As the father and bride slide across the floor, I slowly crouched behind the white-linen-lined table and held my head in my hands for duration of the song, praying to magically disappear into the floor. I had really done it. I had fucked up the timeline. I had fucked up the wedding. Despite the most angelic of intentions, I had forsaken the Bible.
I had no choice but to finish the ceremony dripping in shame. As I packed up my equipment later in the night, an intoxicated groomsman hurled one last “nice Britney song, bro!” before rolling in laughter with his buddies. It was the icing on the whole damn mashed-up cake. I walked out vowing that this wedding would be my last.
Two days after the reception, Raina called. “While the the bride and groom were very pleased with your set at the reception,” she began, “there were a lot of problems surrounding the father-daughter dance situation. We’d like to ask for a refund.” I sat in silence for a second, stunned. “Hello?” she said. “Sorry,” I responded, not quite sure what to say.
“Yeah, it’s customary to offer a refund in situations like this. I don’t know if you’re interested, but the couple has many engaged friends, and we certainly won’t be recommending you if you don’t offer some form of restitution.” I was stunned. But then I grew some balls, slammed the phone down* (*hit “end” on my iPhone), and imagined Raina disappearing from the earth in a cloud of black smoke, banished to the scorched netherworld from which she came. We never spoke again.
I turned to my sister. “This is why I don’t do weddings.” She laughed. “I’d seriously rather do funerals,” I continued. “I have way more in common with a corpse than a bride, anyway.” We smirked again and that was that, the end of my year as an clandestine wedding DJ.

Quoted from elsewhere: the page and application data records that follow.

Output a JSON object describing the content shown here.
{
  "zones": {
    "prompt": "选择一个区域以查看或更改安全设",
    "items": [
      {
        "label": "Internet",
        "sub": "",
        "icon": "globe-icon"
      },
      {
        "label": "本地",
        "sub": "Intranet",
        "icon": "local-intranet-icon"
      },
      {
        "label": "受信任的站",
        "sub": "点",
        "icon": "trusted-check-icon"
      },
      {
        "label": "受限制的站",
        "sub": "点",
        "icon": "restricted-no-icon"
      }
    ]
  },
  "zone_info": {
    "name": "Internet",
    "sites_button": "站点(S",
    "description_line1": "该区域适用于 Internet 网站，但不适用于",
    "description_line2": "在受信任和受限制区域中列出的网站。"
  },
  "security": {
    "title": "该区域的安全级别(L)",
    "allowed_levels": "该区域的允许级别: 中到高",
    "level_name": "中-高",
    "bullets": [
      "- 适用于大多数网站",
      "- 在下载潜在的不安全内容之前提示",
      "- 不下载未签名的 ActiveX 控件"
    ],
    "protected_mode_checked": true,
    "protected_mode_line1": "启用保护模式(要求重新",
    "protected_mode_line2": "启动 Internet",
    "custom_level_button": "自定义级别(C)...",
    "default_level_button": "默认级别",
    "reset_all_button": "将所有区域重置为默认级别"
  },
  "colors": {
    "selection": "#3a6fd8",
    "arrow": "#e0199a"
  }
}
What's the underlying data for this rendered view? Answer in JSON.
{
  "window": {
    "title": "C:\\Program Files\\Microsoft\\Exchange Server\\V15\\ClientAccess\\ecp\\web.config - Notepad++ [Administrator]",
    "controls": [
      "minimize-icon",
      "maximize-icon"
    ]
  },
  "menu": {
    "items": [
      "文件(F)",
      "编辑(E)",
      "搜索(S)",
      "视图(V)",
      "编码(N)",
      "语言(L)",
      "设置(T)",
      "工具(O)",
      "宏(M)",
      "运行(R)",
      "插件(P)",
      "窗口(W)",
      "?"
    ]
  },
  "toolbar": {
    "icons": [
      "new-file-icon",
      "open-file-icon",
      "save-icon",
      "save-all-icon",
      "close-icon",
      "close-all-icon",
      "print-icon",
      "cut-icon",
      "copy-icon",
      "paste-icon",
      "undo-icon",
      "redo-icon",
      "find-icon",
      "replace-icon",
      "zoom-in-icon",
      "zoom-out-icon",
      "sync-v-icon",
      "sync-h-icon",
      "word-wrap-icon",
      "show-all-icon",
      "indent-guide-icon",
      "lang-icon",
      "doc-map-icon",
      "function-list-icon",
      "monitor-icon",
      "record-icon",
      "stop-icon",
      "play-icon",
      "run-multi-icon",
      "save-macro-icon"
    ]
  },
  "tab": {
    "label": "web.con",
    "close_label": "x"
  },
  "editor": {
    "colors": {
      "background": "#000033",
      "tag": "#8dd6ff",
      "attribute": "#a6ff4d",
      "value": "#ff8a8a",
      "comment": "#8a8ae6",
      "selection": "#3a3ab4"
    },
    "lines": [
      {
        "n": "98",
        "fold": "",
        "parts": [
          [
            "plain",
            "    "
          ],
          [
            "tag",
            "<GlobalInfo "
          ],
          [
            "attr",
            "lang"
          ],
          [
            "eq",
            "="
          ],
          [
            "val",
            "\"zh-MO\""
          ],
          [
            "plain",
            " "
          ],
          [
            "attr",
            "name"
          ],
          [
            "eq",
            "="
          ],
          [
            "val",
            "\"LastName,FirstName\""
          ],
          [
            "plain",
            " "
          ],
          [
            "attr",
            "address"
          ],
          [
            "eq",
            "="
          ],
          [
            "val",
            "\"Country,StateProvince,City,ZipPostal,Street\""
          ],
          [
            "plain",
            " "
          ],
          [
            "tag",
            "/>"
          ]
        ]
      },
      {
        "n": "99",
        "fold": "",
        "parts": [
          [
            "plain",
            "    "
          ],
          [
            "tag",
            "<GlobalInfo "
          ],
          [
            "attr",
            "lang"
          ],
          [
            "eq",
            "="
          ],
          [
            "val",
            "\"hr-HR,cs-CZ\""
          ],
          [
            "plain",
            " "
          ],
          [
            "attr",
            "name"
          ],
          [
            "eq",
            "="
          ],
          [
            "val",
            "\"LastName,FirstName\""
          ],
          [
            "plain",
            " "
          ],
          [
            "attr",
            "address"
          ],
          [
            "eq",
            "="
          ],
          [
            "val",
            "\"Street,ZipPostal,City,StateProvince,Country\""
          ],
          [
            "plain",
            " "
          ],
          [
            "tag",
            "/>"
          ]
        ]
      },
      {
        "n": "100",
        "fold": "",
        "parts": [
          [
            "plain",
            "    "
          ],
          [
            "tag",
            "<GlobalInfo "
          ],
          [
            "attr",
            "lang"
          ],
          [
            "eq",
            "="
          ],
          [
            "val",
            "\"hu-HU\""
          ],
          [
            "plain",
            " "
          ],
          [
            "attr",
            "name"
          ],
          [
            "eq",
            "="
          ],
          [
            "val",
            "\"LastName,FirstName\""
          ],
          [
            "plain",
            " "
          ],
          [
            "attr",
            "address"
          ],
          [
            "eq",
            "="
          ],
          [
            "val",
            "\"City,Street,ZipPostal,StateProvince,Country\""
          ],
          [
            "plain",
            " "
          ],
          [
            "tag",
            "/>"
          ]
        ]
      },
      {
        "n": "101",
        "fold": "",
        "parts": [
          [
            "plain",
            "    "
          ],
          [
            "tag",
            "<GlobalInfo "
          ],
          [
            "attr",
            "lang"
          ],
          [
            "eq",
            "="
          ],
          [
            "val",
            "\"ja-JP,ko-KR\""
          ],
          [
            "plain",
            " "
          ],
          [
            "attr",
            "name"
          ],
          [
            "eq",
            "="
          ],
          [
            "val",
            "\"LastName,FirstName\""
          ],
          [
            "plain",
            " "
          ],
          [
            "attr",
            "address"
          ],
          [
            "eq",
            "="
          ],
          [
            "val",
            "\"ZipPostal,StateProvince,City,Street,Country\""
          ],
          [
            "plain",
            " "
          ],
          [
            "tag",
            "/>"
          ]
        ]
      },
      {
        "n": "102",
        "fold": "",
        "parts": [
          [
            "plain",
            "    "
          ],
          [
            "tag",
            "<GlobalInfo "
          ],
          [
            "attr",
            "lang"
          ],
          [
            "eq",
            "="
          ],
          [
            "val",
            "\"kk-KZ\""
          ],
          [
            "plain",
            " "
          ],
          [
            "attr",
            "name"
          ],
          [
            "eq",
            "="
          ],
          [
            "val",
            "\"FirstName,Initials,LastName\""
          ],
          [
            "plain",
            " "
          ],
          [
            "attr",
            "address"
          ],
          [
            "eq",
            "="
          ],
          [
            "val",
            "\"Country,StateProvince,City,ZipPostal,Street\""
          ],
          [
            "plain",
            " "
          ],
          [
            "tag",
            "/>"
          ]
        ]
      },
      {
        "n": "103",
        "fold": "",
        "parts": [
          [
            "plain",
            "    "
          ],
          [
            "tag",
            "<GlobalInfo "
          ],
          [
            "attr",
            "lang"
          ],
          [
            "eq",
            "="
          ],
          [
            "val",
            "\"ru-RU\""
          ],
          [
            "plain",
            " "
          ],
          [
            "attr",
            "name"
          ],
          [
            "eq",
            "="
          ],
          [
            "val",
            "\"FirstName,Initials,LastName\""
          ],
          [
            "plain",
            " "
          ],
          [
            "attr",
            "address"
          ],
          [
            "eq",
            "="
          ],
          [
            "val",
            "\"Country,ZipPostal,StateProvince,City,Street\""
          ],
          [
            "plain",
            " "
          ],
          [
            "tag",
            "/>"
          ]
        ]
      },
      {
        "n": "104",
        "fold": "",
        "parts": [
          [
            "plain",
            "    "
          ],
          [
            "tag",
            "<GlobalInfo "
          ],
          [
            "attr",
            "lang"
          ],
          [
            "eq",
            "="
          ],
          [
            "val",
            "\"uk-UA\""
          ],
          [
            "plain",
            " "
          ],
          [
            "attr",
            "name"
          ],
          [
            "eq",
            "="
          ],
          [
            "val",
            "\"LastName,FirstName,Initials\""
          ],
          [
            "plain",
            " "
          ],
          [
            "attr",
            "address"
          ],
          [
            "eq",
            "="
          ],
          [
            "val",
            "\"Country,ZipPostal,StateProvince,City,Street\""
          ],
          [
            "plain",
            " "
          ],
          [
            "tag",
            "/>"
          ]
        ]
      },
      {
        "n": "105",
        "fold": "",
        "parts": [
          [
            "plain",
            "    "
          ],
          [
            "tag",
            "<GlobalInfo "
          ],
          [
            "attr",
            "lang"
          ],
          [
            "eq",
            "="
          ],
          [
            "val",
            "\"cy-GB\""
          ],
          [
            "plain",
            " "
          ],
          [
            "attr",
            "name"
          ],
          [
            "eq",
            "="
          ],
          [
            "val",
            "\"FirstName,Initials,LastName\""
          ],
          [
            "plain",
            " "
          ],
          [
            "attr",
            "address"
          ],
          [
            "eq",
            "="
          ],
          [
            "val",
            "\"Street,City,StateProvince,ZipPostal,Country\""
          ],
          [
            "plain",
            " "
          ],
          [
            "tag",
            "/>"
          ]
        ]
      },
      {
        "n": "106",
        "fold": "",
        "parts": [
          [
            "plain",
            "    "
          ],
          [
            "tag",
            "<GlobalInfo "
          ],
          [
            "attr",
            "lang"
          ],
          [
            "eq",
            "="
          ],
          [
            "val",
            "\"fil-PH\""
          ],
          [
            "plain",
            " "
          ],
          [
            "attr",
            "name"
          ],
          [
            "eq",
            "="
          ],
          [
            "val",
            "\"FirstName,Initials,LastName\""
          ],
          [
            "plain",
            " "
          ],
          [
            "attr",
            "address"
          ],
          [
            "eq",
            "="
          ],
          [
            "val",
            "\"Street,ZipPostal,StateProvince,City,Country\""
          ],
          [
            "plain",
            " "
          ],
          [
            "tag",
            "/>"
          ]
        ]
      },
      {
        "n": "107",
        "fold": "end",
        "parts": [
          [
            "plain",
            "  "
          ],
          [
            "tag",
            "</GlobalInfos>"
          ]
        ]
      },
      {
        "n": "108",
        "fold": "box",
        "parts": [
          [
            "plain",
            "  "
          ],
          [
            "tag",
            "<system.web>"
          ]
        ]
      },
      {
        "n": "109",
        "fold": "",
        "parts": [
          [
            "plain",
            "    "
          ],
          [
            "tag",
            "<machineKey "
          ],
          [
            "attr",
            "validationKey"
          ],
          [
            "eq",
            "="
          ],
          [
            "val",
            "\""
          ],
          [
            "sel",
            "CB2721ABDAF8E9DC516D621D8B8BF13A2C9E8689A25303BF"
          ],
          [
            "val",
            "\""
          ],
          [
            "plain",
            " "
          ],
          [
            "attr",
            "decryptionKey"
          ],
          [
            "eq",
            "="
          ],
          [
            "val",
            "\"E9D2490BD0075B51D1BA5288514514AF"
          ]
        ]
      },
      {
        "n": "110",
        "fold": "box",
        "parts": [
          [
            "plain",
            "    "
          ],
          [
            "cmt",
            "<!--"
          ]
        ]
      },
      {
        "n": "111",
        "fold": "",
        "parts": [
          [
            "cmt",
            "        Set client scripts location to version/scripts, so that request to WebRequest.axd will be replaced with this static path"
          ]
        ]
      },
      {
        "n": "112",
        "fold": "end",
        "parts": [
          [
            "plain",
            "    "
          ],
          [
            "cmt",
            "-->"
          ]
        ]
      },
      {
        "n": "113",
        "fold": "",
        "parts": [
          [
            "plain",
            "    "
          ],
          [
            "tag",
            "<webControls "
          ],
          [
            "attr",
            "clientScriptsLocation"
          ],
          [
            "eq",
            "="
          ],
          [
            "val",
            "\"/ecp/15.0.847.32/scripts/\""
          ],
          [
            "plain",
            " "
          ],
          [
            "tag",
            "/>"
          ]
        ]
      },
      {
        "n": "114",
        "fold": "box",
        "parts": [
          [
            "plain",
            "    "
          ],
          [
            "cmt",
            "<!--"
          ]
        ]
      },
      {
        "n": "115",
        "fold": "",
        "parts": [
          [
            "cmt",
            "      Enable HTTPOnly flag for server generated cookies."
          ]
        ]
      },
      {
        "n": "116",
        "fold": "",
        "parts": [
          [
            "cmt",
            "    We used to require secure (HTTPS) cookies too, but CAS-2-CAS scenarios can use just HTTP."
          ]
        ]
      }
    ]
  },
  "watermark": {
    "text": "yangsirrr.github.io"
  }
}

Truth be told, I’ve done another wedding here and there, and frankly, I really did learn a thing or two from my experience — namely, to never play Britney Spears “Big Fat Bass” in any situation. What I am still waiting for, however, is my opportunity to spin that orgy at Chateau Marmont. Lohan, Franco, hit me up! My email’s in the bio and I promise, no Britney.